If I don’t want to spend any extra money I still have the option to use a VPN without the additional device management provided by Intune.
I could use my Surface Pro 3 at home as I have a dock and can use two monitors with that as well. Finally I could use Windows to Go. If you are an enterprise user with a copy of Windows 10 Enterprise then you can use a wizard to create a USB stick based version to carry around with you. This can then be plugged into any device that will run Windows 10 and that can boot from USB. The device owner is reassured that you cannot mess around with his data or hardware and you are safe in the knowledge that this BitLocker protected device is safe secure and you can remain fully functional on the road, at home or anywhere else that there is a device waiting for you.
At Customer Sites or events
Now I can dream that I will get to work in such idyllic locations, but it really doesnt matter where I am or what I want to do. Armed with the Surface Pro 3 or the Windows to Go stick I am pretty much bullet proof as far as devices go.
If,however, I am caught short and only have my phone with me, i have scored there as well. I have a Microsoft Lumia 950 as my issued work smartphone. You might have gathered by now that I am a bit of a gadget geek. This device is pure magic for me. I was lucky enough to given a prototype and a trial version so have used this for the best part of a year now.
As a phone it does what it should as a smartphone it equally holds up to most competition. It is fast, the camera is excellent, it runs Windows 10 so all my Universal Windows Platform apps (UWP) work seamlessly as well. It has more RAM and a faster processor (with six cores) than any PC I had had up until at least 2008 or so.

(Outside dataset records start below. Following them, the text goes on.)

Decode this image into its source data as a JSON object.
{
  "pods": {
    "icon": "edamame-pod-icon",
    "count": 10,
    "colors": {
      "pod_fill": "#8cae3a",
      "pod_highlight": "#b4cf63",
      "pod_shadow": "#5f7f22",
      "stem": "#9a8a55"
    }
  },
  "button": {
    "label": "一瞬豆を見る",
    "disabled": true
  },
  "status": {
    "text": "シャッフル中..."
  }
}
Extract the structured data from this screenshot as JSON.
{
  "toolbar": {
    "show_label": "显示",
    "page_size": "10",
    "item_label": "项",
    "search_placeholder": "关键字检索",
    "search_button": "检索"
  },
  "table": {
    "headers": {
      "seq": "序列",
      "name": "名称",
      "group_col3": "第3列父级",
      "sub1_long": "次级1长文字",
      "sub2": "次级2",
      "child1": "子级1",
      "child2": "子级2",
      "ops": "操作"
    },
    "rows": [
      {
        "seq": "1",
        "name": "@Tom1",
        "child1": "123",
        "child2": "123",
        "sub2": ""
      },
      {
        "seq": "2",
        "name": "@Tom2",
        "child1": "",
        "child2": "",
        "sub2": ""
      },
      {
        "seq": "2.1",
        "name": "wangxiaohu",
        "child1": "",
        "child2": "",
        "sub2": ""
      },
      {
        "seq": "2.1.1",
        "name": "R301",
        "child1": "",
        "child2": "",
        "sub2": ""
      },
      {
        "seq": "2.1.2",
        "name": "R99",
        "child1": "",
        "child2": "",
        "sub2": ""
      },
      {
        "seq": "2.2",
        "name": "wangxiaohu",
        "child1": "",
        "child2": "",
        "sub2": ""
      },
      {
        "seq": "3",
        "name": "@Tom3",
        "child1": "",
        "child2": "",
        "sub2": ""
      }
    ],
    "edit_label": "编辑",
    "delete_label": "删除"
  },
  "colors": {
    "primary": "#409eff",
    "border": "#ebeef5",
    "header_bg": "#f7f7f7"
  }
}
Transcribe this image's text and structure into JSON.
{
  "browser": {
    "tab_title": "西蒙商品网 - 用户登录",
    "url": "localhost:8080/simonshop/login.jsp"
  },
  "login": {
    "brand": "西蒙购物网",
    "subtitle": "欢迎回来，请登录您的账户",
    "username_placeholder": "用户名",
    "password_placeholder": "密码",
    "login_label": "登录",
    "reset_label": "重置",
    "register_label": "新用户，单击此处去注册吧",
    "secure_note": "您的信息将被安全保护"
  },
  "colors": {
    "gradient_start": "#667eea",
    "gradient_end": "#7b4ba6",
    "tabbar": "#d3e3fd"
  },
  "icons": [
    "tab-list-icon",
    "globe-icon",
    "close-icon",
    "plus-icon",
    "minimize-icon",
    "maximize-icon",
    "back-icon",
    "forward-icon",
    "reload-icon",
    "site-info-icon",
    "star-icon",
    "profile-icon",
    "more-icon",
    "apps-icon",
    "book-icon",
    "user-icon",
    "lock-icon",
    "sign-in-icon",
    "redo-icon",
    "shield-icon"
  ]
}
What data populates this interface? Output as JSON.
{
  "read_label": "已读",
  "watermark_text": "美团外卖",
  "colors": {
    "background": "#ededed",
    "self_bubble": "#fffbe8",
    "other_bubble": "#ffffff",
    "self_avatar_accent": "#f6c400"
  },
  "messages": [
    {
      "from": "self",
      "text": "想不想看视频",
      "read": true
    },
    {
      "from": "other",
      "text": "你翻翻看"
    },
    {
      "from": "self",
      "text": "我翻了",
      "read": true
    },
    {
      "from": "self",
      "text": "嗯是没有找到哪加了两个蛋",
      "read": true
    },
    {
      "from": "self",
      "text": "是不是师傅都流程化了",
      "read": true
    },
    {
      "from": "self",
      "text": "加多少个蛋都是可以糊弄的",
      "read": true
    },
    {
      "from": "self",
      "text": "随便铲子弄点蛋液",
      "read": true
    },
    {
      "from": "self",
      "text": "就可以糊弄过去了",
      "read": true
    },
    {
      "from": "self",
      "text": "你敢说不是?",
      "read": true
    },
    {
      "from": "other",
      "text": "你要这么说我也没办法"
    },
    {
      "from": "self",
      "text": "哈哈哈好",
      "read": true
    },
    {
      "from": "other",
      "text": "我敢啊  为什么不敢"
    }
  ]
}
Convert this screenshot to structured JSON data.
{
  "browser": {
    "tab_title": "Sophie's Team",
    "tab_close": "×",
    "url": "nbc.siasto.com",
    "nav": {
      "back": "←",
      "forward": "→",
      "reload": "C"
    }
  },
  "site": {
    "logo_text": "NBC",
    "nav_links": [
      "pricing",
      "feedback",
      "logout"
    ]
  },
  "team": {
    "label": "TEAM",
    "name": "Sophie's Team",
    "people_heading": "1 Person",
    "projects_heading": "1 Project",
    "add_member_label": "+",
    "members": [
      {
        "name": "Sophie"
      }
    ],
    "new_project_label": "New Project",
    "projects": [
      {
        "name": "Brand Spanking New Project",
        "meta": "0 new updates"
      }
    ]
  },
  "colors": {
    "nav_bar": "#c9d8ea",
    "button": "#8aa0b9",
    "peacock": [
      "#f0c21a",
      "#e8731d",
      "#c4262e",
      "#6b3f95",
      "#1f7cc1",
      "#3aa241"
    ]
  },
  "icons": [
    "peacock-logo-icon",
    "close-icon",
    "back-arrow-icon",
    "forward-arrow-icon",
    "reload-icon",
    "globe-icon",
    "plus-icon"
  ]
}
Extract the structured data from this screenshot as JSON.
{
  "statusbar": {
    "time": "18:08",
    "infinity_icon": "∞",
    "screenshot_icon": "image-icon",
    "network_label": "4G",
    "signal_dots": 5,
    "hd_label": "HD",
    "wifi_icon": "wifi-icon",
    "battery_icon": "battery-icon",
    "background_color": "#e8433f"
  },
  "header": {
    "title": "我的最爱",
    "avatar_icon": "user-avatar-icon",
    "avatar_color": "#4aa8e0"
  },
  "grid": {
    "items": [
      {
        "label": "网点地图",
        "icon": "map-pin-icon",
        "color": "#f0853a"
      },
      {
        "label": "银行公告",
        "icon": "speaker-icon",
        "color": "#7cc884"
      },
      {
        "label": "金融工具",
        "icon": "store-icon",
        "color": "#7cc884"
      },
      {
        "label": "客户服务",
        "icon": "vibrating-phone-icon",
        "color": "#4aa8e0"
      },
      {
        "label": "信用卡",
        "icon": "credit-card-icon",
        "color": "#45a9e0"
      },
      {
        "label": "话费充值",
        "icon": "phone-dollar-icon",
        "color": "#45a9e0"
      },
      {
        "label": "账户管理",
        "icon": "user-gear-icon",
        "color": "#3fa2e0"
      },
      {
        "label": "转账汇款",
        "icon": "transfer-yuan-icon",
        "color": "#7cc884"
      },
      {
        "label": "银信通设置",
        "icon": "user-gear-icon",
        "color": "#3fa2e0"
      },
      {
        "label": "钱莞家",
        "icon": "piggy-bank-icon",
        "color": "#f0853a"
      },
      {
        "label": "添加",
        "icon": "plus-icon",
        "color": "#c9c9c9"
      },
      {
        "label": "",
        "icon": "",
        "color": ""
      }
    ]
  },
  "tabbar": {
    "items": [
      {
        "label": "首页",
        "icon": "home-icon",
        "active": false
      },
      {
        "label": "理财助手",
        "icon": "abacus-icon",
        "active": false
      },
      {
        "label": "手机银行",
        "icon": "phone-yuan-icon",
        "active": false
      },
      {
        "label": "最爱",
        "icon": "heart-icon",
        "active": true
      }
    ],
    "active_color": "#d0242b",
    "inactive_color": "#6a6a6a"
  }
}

The big news now though is that this phone will turn itself into a PC just by adding a Bluetooth keyboard and mouse and either a large screen with Miracast or add the small dock and you can use wired keyboard and mouse and up to two additional screens.
I now use this as my presentation device at almost all events and meetings. It is also under Intune management and has access to the VPN, indeed it has app activated VPN as well so any application that requires VPN access automatically connects.
This phenomena is known as Continuum for the phone and is pretty much game changing.
The only downside is that until developers have written more UWP apps, the number of apps that will run in the large screen is small. I am glad to say that all my productivity apps as well as Microsoft Edge do run in a full screen.
So now from playing films (sorry movies) and videos whilst away from home to presenting awesome slides and demonstrations it can do it all. All the other brands, are now playing catch up with turning the phone into a single device to do everything on!
I added this as the only really mobile part as in moving while using technology. I often work when I am travelling on a train or plane. All the above applies although I don’t often use the phone for anything other than sharing my 4G EE connection with my Surface Pro 3 to get some reasonable connectivity.
I appreciate that I haven’t covered many of the Windows ecosystem devices in this post. Simply because I don’t use them day to day.
I haven’t seen a HoloLens up close. I don’t have access to a Surface Hub at home or in my working day very often. I do have an Xbox One but rarely use it for work, other than watching great Channel 9 and Microsoft Virtual Academy content. Indeed there is a load of very good content up on the Enterprise Mobility Suite why not take a look at some lab walkthrough videos I recorded showcasing the abilities of the Enterprise Mobility Suite?
I have all I need to work anywhere on any device (even non- Windows devices using Office 365 and the Enterprise Mobility Suite).
Windows 10 fits the bill for everything I need to do.
Now to find that nice man Phil and get hold of the Surface Book I truly deserve.